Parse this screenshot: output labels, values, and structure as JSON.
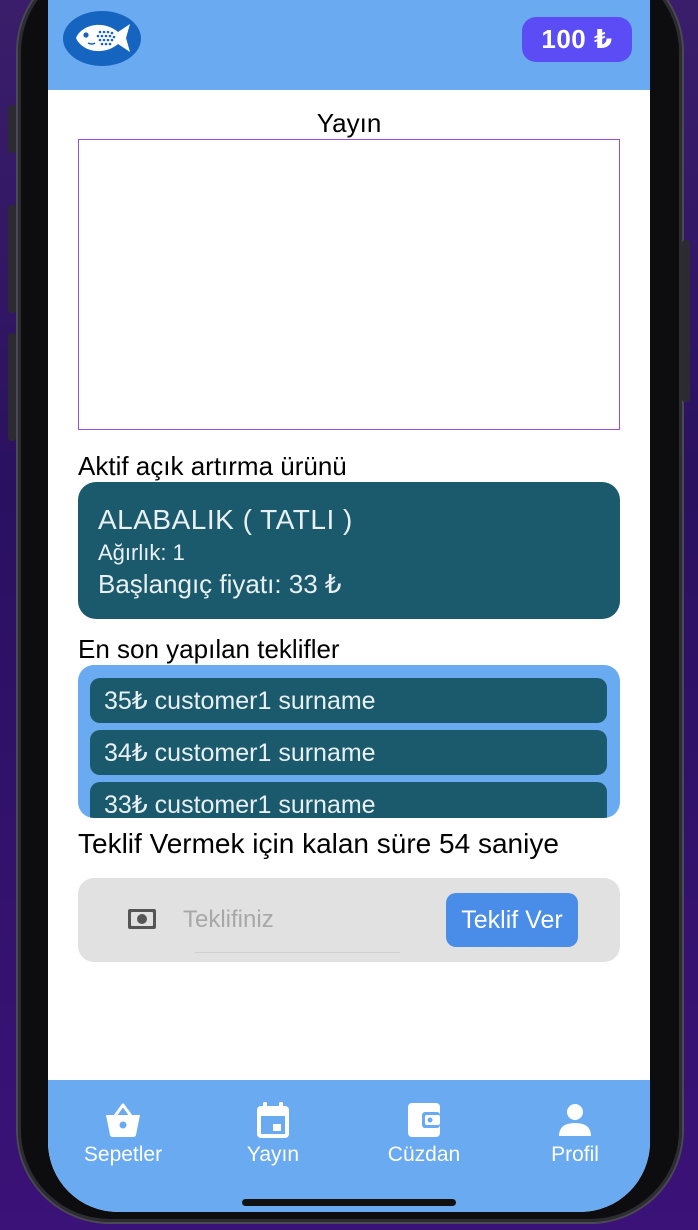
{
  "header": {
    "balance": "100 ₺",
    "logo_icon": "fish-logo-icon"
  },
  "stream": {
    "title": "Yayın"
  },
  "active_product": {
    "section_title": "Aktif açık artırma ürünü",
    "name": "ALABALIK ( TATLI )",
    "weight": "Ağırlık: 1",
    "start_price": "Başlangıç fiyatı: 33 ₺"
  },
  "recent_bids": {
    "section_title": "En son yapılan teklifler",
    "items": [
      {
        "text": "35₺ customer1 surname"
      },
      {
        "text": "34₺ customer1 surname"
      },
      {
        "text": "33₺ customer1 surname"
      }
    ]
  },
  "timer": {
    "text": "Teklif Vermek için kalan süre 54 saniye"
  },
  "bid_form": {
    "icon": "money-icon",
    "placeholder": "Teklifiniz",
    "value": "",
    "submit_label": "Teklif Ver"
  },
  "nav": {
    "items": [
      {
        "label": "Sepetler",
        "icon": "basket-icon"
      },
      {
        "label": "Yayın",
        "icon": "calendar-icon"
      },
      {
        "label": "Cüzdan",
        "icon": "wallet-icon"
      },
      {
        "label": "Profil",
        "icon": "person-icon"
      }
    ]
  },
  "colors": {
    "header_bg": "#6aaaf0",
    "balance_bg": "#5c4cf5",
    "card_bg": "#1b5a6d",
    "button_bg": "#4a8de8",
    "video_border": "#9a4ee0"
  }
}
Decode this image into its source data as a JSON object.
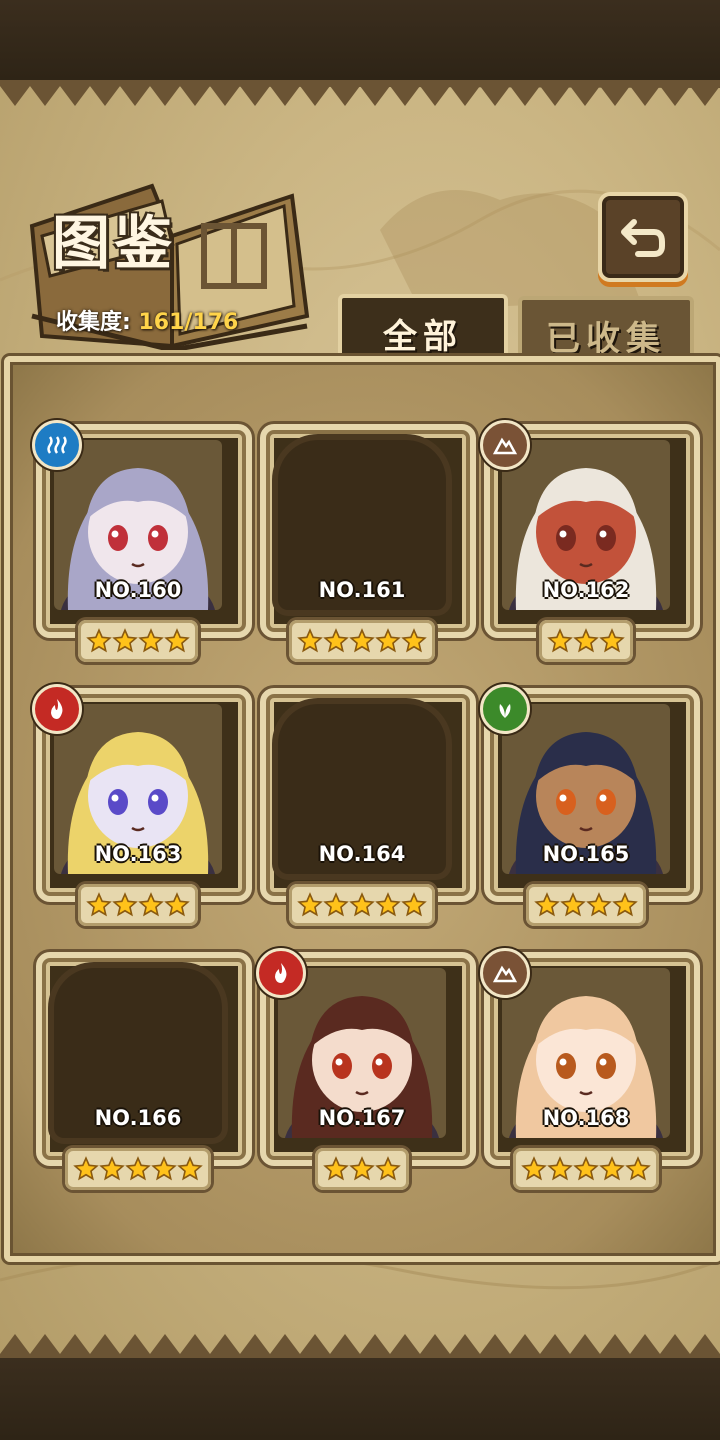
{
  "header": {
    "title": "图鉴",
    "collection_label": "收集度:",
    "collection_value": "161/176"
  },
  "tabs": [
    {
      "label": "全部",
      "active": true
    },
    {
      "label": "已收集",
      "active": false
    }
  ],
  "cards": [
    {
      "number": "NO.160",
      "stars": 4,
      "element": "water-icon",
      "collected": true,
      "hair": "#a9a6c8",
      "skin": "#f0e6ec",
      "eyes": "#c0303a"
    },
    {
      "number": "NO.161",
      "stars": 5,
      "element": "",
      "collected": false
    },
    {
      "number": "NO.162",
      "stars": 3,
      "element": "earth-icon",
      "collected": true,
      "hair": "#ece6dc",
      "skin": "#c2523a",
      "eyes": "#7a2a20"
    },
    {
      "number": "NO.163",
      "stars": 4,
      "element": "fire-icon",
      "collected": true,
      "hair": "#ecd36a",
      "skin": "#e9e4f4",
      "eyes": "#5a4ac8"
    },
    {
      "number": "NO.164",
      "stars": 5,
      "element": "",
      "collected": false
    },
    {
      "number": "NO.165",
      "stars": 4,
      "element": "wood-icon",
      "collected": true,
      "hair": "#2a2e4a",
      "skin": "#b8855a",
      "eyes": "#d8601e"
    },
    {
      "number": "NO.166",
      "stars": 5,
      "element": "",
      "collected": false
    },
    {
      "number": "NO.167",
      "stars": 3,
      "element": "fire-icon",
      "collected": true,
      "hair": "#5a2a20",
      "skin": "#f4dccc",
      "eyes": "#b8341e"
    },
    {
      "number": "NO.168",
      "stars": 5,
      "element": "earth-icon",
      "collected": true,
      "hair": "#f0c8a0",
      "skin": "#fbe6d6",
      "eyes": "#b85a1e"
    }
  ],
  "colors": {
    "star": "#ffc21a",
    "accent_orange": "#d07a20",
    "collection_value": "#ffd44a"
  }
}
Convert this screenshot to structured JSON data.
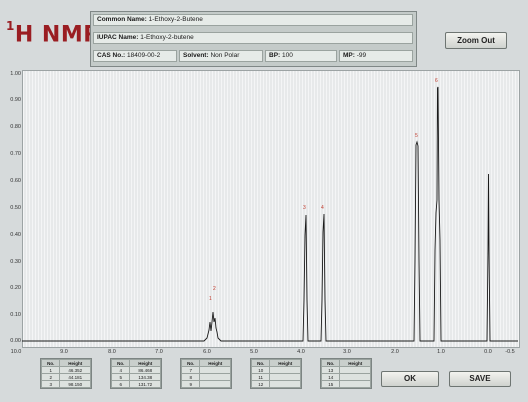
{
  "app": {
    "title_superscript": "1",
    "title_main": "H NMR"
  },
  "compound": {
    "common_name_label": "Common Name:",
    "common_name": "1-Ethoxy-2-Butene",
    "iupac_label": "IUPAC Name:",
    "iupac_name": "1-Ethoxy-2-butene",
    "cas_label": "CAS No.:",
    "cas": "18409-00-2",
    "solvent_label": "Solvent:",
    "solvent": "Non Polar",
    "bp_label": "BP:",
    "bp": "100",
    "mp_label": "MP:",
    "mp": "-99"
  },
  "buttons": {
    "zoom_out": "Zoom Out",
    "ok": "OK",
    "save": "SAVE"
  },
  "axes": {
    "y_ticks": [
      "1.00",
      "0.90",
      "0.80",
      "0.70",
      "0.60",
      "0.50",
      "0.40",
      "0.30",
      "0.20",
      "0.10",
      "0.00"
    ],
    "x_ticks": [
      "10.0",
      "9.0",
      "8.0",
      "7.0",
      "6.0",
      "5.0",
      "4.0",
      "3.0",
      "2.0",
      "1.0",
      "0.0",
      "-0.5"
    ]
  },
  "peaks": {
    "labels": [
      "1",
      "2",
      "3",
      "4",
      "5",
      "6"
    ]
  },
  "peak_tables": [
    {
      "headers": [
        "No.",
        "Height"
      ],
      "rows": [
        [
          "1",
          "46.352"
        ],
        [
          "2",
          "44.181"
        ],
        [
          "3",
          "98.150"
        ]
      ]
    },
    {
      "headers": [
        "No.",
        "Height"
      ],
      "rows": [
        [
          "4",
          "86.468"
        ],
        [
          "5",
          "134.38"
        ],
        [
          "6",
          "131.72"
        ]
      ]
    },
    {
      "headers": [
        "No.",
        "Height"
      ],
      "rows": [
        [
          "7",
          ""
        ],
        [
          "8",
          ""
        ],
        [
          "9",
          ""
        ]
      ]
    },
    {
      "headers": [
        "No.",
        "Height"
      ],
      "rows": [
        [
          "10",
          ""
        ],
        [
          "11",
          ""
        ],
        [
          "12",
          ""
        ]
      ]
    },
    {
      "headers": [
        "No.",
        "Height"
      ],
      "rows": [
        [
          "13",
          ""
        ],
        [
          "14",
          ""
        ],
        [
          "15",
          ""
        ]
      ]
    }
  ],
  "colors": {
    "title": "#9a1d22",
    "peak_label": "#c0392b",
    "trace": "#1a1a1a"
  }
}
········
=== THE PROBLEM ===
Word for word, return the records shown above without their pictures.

=== ANSWER BELOW ===
Parse this screenshot: output labels, values, and structure as JSON.
{
  "header": {
    "balance": "100 ₺",
    "logo_icon": "fish-logo-icon"
  },
  "stream": {
    "title": "Yayın"
  },
  "active_product": {
    "section_title": "Aktif açık artırma ürünü",
    "name": "ALABALIK ( TATLI )",
    "weight": "Ağırlık: 1",
    "start_price": "Başlangıç fiyatı: 33 ₺"
  },
  "recent_bids": {
    "section_title": "En son yapılan teklifler",
    "items": [
      {
        "text": "35₺ customer1 surname"
      },
      {
        "text": "34₺ customer1 surname"
      },
      {
        "text": "33₺ customer1 surname"
      }
    ]
  },
  "timer": {
    "text": "Teklif Vermek için kalan süre 54 saniye"
  },
  "bid_form": {
    "icon": "money-icon",
    "placeholder": "Teklifiniz",
    "value": "",
    "submit_label": "Teklif Ver"
  },
  "nav": {
    "items": [
      {
        "label": "Sepetler",
        "icon": "basket-icon"
      },
      {
        "label": "Yayın",
        "icon": "calendar-icon"
      },
      {
        "label": "Cüzdan",
        "icon": "wallet-icon"
      },
      {
        "label": "Profil",
        "icon": "person-icon"
      }
    ]
  },
  "colors": {
    "header_bg": "#6aaaf0",
    "balance_bg": "#5c4cf5",
    "card_bg": "#1b5a6d",
    "button_bg": "#4a8de8",
    "video_border": "#9a4ee0"
  }
}
Decode this image into its source data as a JSON object.
{
  "header": {
    "title": "图鉴",
    "collection_label": "收集度:",
    "collection_value": "161/176"
  },
  "tabs": [
    {
      "label": "全部",
      "active": true
    },
    {
      "label": "已收集",
      "active": false
    }
  ],
  "cards": [
    {
      "number": "NO.160",
      "stars": 4,
      "element": "water-icon",
      "collected": true,
      "hair": "#a9a6c8",
      "skin": "#f0e6ec",
      "eyes": "#c0303a"
    },
    {
      "number": "NO.161",
      "stars": 5,
      "element": "",
      "collected": false
    },
    {
      "number": "NO.162",
      "stars": 3,
      "element": "earth-icon",
      "collected": true,
      "hair": "#ece6dc",
      "skin": "#c2523a",
      "eyes": "#7a2a20"
    },
    {
      "number": "NO.163",
      "stars": 4,
      "element": "fire-icon",
      "collected": true,
      "hair": "#ecd36a",
      "skin": "#e9e4f4",
      "eyes": "#5a4ac8"
    },
    {
      "number": "NO.164",
      "stars": 5,
      "element": "",
      "collected": false
    },
    {
      "number": "NO.165",
      "stars": 4,
      "element": "wood-icon",
      "collected": true,
      "hair": "#2a2e4a",
      "skin": "#b8855a",
      "eyes": "#d8601e"
    },
    {
      "number": "NO.166",
      "stars": 5,
      "element": "",
      "collected": false
    },
    {
      "number": "NO.167",
      "stars": 3,
      "element": "fire-icon",
      "collected": true,
      "hair": "#5a2a20",
      "skin": "#f4dccc",
      "eyes": "#b8341e"
    },
    {
      "number": "NO.168",
      "stars": 5,
      "element": "earth-icon",
      "collected": true,
      "hair": "#f0c8a0",
      "skin": "#fbe6d6",
      "eyes": "#b85a1e"
    }
  ],
  "colors": {
    "star": "#ffc21a",
    "accent_orange": "#d07a20",
    "collection_value": "#ffd44a"
  }
}
Convert this screenshot to structured JSON data.
{
  "app": {
    "title_superscript": "1",
    "title_main": "H NMR"
  },
  "compound": {
    "common_name_label": "Common Name:",
    "common_name": "1-Ethoxy-2-Butene",
    "iupac_label": "IUPAC Name:",
    "iupac_name": "1-Ethoxy-2-butene",
    "cas_label": "CAS No.:",
    "cas": "18409-00-2",
    "solvent_label": "Solvent:",
    "solvent": "Non Polar",
    "bp_label": "BP:",
    "bp": "100",
    "mp_label": "MP:",
    "mp": "-99"
  },
  "buttons": {
    "zoom_out": "Zoom Out",
    "ok": "OK",
    "save": "SAVE"
  },
  "axes": {
    "y_ticks": [
      "1.00",
      "0.90",
      "0.80",
      "0.70",
      "0.60",
      "0.50",
      "0.40",
      "0.30",
      "0.20",
      "0.10",
      "0.00"
    ],
    "x_ticks": [
      "10.0",
      "9.0",
      "8.0",
      "7.0",
      "6.0",
      "5.0",
      "4.0",
      "3.0",
      "2.0",
      "1.0",
      "0.0",
      "-0.5"
    ]
  },
  "peaks": {
    "labels": [
      "1",
      "2",
      "3",
      "4",
      "5",
      "6"
    ]
  },
  "peak_tables": [
    {
      "headers": [
        "No.",
        "Height"
      ],
      "rows": [
        [
          "1",
          "46.352"
        ],
        [
          "2",
          "44.181"
        ],
        [
          "3",
          "98.150"
        ]
      ]
    },
    {
      "headers": [
        "No.",
        "Height"
      ],
      "rows": [
        [
          "4",
          "86.468"
        ],
        [
          "5",
          "134.38"
        ],
        [
          "6",
          "131.72"
        ]
      ]
    },
    {
      "headers": [
        "No.",
        "Height"
      ],
      "rows": [
        [
          "7",
          ""
        ],
        [
          "8",
          ""
        ],
        [
          "9",
          ""
        ]
      ]
    },
    {
      "headers": [
        "No.",
        "Height"
      ],
      "rows": [
        [
          "10",
          ""
        ],
        [
          "11",
          ""
        ],
        [
          "12",
          ""
        ]
      ]
    },
    {
      "headers": [
        "No.",
        "Height"
      ],
      "rows": [
        [
          "13",
          ""
        ],
        [
          "14",
          ""
        ],
        [
          "15",
          ""
        ]
      ]
    }
  ],
  "colors": {
    "title": "#9a1d22",
    "peak_label": "#c0392b",
    "trace": "#1a1a1a"
  }
}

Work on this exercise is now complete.